The deep ocean biosphere represents one of the largest ecosystems on Earth and more than 1029microbial cells exist there. High hydrostatic pressure (HHP) is a characteristic environmental factor of deep ocean. To survive under HHP condition, deep-sea microbes develop multiple strategies to cope with HHP, such as increasing membrane fluidity or fine tuning their cellular metabolism. However, it remains unclear whether adaption to HHP will drive the evolution of specific gene sets to cope with HHP.
This study identifieda two-step metabolism pathway to cope with HHP stress in a piezotolerant bacteriumMyroides profundiD25T, which was isolated from a deep-sea sediment, can take up trimethylamine (TMA) through a novel TMA transporter TmaT, and oxidize intracellular TMA into trimethylamineN-oxide (TMAO) by a TMA monooxygenaseMpTmm. The produced TMAO was accumulated in the cell, functioning as a piezolyte improving both growth and survival at HHP. The function of the TmaT-MpTmm pathway was further confirmed by introducing it intoEscherichia coliandBacillus subtilis. TmaT-like andMpTmm-like sequences extensively exist in marine metagenomes. Other marineBacteroidetesbacteria containing genes encoding TmaT-like andMpTmm-like proteins also have improved HHP tolerance in the presence of TMA, implying the universality of this HHP tolerance strategy in marineBacteroidetes. This is the first report of the functional genes and mechanisms related to stress tolerance of deep-sea microorganisms.

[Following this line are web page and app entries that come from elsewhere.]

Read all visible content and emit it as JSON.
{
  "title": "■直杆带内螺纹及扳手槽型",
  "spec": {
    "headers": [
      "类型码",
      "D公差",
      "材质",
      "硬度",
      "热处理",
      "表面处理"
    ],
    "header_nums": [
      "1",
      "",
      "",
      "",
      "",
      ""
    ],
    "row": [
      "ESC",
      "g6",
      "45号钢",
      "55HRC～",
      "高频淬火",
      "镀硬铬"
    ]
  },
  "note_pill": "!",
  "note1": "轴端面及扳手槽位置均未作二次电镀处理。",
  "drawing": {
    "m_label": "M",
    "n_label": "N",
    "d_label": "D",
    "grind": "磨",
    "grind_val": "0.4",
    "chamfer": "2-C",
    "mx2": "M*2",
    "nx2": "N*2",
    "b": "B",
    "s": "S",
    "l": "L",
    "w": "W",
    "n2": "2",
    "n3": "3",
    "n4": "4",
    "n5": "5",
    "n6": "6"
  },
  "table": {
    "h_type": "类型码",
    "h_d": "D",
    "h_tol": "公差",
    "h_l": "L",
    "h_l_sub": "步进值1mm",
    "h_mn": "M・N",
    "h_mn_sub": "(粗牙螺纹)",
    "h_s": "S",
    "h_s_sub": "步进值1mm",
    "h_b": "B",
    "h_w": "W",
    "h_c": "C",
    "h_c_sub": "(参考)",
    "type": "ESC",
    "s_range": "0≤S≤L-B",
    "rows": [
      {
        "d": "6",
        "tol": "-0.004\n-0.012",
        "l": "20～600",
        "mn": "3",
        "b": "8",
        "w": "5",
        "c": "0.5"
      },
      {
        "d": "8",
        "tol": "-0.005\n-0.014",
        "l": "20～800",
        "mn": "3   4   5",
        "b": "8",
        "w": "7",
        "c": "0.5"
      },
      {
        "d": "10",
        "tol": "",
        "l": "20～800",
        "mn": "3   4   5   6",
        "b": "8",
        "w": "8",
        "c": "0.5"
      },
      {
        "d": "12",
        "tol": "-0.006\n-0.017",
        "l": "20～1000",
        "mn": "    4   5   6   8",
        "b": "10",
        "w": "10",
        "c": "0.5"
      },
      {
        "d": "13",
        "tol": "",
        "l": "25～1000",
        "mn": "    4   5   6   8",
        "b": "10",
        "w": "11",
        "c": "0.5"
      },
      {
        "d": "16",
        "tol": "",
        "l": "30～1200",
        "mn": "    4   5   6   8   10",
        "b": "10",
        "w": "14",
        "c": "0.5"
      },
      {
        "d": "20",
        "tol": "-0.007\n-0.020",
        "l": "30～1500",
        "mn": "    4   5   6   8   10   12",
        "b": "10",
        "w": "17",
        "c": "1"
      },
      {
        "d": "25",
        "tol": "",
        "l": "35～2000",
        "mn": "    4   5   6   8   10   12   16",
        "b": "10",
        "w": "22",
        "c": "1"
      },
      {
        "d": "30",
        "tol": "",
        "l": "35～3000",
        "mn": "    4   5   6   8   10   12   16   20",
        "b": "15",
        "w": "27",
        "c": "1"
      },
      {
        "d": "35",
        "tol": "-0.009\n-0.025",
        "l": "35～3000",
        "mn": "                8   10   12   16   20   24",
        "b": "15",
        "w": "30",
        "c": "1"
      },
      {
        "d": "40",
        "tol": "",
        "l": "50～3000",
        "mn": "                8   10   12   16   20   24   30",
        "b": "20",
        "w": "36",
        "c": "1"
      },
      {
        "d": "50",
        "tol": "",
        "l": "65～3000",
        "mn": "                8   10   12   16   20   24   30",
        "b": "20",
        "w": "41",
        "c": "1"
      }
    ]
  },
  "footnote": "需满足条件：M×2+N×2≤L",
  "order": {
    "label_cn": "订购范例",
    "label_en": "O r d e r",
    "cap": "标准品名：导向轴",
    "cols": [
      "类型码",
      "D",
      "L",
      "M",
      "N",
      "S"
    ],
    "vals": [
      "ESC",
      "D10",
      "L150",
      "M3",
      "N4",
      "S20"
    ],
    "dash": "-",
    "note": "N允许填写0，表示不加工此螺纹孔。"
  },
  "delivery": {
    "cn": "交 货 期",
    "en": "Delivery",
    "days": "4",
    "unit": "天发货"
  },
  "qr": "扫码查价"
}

This research provides a new clue for understanding deep-sea life.
Professor Zhang Yuzhong's research team has been engaged in marine microbiology for a long time. In recent years, a series of research results have been achieved in the fields of marine microbial diversity and evolution, unique life characteristics, extreme environmental adaptation and ecological effects. The research results published in Science Advances this time are another research progress made by the team in the field of marine microbiology and microbial oceanography.
This work was supported by the National Key R&D Program of China, the National Natural Science Foundation of China, the Major Basic Program of Natural Science Foundation of Shandong Province et al..Scholars from Shandong University, Ocean University of China, Qingdao Marine Science and Technology Pilot National Laboratory, Shanghai Ocean University and the University of Warwick participated in this work.
Link to the paper:https://doi.org/10.1126/sciadv.abf9941.
Link to Nature research highlights: https://www.nature.com/articles/d41586-021-00829-y.